mis- and disinformation
Timely and highly relevant – this was how participants described the recently concluded UPLB Comm 10 General Education (GE) Conversation, with the theme “Harnessing intercultural competence in political engagements in the time of mis- and disinformation.” Organized by the Comm 10 Committee, along with the Communication Division of the Department of Humanities, the GE Conversation was held virtually on March 28, 2022, 9AM to 12NN, and attended by more than 300 students and teachers.
In her opening remarks, Dr. Ma. Stella C. Tirol, Dean of the College of Development Communication emphasized the role of the UP GE in instilling a sense of cultural and historical identity. Assoc. Prof. Jerry Yapo, Member-at-large of Arts and Humanities and COMM10 Course Proponent, said that this webinar is very timely because the challenge this election is to discern candidates worthy enough to be measured in two metrics: track record and integrity.
Significant communication discourses were shared with the public, starting off with the talk by Asst. Professor Charles Erize P. Ladia from the Department of Speech Communication and Theater Art in UP Diliman. The driving questions in his talk were “How do we use rhetoric and intercultural communication in political engagements on social media?” and “How do we maximize our acts of citizenships in reclaiming online spaces for public discourse?” Asst. Prof. Ladia delved on the affordances and constraints of the five media platforms (Facebook, Twitter, Instagram, YouTube, and TikTok) seen to have a big impact on our May 2022 national election.
For the second talk, the crucial role of intercultural competence as a rhetorical act was highlighted by Dr. Nimrod L. Delante, a Senior Lecturer from James Cook University Singapore. He asserted that intercultural competence is a rhetorical power that can help us engage people in meaningful discussions, so voters can make informed decisions in this election. Since fake news can also take a rhetorical form, Dr. Delante emphasized the need for education.
Dr. Jason Vincent A. Cabanes, Professor of Communication and Research Fellow from De La Salle University Manila, shared a very interesting talk on the topic “Racially tinged COVID-19 digital disinformation and inter-Asian racism in a postcolonial city.” He described the presence of an imaginative dimension in digital information characterized by the use of “deep stories” and emotional backstory to support false claims; and the presence of peddlers of disinformation study and its use against intended audiences. Dr. Cabanes forwarded the idea of deep diving into social narratives.

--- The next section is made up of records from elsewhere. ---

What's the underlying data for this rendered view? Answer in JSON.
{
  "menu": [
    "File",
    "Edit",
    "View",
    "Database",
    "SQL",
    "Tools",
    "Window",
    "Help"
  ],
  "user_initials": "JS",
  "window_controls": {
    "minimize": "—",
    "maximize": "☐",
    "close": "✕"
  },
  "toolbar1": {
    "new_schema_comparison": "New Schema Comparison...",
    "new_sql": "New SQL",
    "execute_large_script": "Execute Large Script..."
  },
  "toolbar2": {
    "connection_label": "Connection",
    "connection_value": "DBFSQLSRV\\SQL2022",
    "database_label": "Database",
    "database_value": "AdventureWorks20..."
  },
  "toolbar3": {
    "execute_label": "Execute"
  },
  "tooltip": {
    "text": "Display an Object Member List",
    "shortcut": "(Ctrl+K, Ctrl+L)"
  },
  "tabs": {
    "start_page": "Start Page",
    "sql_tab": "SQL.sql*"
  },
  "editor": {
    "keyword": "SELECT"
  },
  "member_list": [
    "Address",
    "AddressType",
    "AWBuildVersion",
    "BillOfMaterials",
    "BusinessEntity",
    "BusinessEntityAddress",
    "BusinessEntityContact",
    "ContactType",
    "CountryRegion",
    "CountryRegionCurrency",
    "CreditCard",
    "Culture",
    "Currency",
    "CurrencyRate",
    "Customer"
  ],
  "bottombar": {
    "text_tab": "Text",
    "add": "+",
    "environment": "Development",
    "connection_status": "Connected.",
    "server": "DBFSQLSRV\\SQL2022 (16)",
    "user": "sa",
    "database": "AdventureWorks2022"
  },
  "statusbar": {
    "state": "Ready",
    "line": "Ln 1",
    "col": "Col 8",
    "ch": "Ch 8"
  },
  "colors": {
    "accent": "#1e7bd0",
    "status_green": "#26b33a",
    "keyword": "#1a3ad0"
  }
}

The question and answer part of the webinar became quite illuminating because it revealed the shared dilemma faced by the voters today. Questions raised included how to combat misinformation given that social media apps make use of an algorithm that exposes users to previously consumed topics, thereby lessening venues for dialogue and reflection; whether or not to regulate social media considering the proliferation of fake news; improving the Philippine educational system so students may be equipped to fight mis- and disinformation, among others.
Dr. Mabini DG. Dizon, a COMM 10 faculty member, gave an insightful synthesis of the points raised and discussed during the webinar. She went on to emphasize the need for teachers to encourage students to take critical action, not only for political engagement but for all aspects of their lives.
In her closing remarks, Dr. Leonora Fajutagana, Chair of the Department of Humanities, strongly asserted that showing up in conversations like this is a proof of our commitment to the values of GE and of democracy. She emphasized that this election is arguably the most critical in our nation’s history, and doing nothing at this critical juncture is not an option.
— AK de Jesus